» **Problem to work on**
Set down the records again, keeping each line exactly as it is.

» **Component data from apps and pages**
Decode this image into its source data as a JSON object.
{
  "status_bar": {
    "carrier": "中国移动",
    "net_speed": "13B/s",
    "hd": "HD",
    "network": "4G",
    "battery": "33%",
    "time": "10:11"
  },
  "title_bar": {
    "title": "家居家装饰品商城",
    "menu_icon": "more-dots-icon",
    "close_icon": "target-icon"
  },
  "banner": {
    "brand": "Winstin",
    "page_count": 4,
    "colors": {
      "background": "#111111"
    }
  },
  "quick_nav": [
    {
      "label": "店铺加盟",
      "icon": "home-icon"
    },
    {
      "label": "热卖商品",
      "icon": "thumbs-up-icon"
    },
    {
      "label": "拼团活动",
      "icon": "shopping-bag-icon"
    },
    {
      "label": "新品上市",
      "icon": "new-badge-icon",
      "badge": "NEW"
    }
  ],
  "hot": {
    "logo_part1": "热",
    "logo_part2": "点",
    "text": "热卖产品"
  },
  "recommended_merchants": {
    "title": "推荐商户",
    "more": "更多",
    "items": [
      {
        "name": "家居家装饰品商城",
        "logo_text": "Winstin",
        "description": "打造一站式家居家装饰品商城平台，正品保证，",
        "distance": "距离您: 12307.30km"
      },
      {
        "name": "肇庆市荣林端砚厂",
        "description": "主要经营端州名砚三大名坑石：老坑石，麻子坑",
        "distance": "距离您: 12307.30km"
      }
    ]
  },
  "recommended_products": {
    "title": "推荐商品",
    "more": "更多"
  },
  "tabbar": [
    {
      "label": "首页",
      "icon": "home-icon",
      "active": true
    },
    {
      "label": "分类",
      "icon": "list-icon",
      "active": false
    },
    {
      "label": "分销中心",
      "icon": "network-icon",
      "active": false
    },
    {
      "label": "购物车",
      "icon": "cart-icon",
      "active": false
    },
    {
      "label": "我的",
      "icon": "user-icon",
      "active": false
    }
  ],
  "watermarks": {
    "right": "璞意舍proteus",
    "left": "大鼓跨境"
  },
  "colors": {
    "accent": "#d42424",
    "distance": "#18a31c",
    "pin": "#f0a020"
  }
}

» **Written answer**
Decode this image into its source data as a JSON object.
{
  "status_bar": {
    "carrier": "中国移动",
    "net_speed": "13B/s",
    "hd": "HD",
    "network": "4G",
    "battery": "33%",
    "time": "10:11"
  },
  "title_bar": {
    "title": "家居家装饰品商城",
    "menu_icon": "more-dots-icon",
    "close_icon": "target-icon"
  },
  "banner": {
    "brand": "Winstin",
    "page_count": 4,
    "colors": {
      "background": "#111111"
    }
  },
  "quick_nav": [
    {
      "label": "店铺加盟",
      "icon": "home-icon"
    },
    {
      "label": "热卖商品",
      "icon": "thumbs-up-icon"
    },
    {
      "label": "拼团活动",
      "icon": "shopping-bag-icon"
    },
    {
      "label": "新品上市",
      "icon": "new-badge-icon",
      "badge": "NEW"
    }
  ],
  "hot": {
    "logo_part1": "热",
    "logo_part2": "点",
    "text": "热卖产品"
  },
  "recommended_merchants": {
    "title": "推荐商户",
    "more": "更多",
    "items": [
      {
        "name": "家居家装饰品商城",
        "logo_text": "Winstin",
        "description": "打造一站式家居家装饰品商城平台，正品保证，",
        "distance": "距离您: 12307.30km"
      },
      {
        "name": "肇庆市荣林端砚厂",
        "description": "主要经营端州名砚三大名坑石：老坑石，麻子坑",
        "distance": "距离您: 12307.30km"
      }
    ]
  },
  "recommended_products": {
    "title": "推荐商品",
    "more": "更多"
  },
  "tabbar": [
    {
      "label": "首页",
      "icon": "home-icon",
      "active": true
    },
    {
      "label": "分类",
      "icon": "list-icon",
      "active": false
    },
    {
      "label": "分销中心",
      "icon": "network-icon",
      "active": false
    },
    {
      "label": "购物车",
      "icon": "cart-icon",
      "active": false
    },
    {
      "label": "我的",
      "icon": "user-icon",
      "active": false
    }
  ],
  "watermarks": {
    "right": "璞意舍proteus",
    "left": "大鼓跨境"
  },
  "colors": {
    "accent": "#d42424",
    "distance": "#18a31c",
    "pin": "#f0a020"
  }
}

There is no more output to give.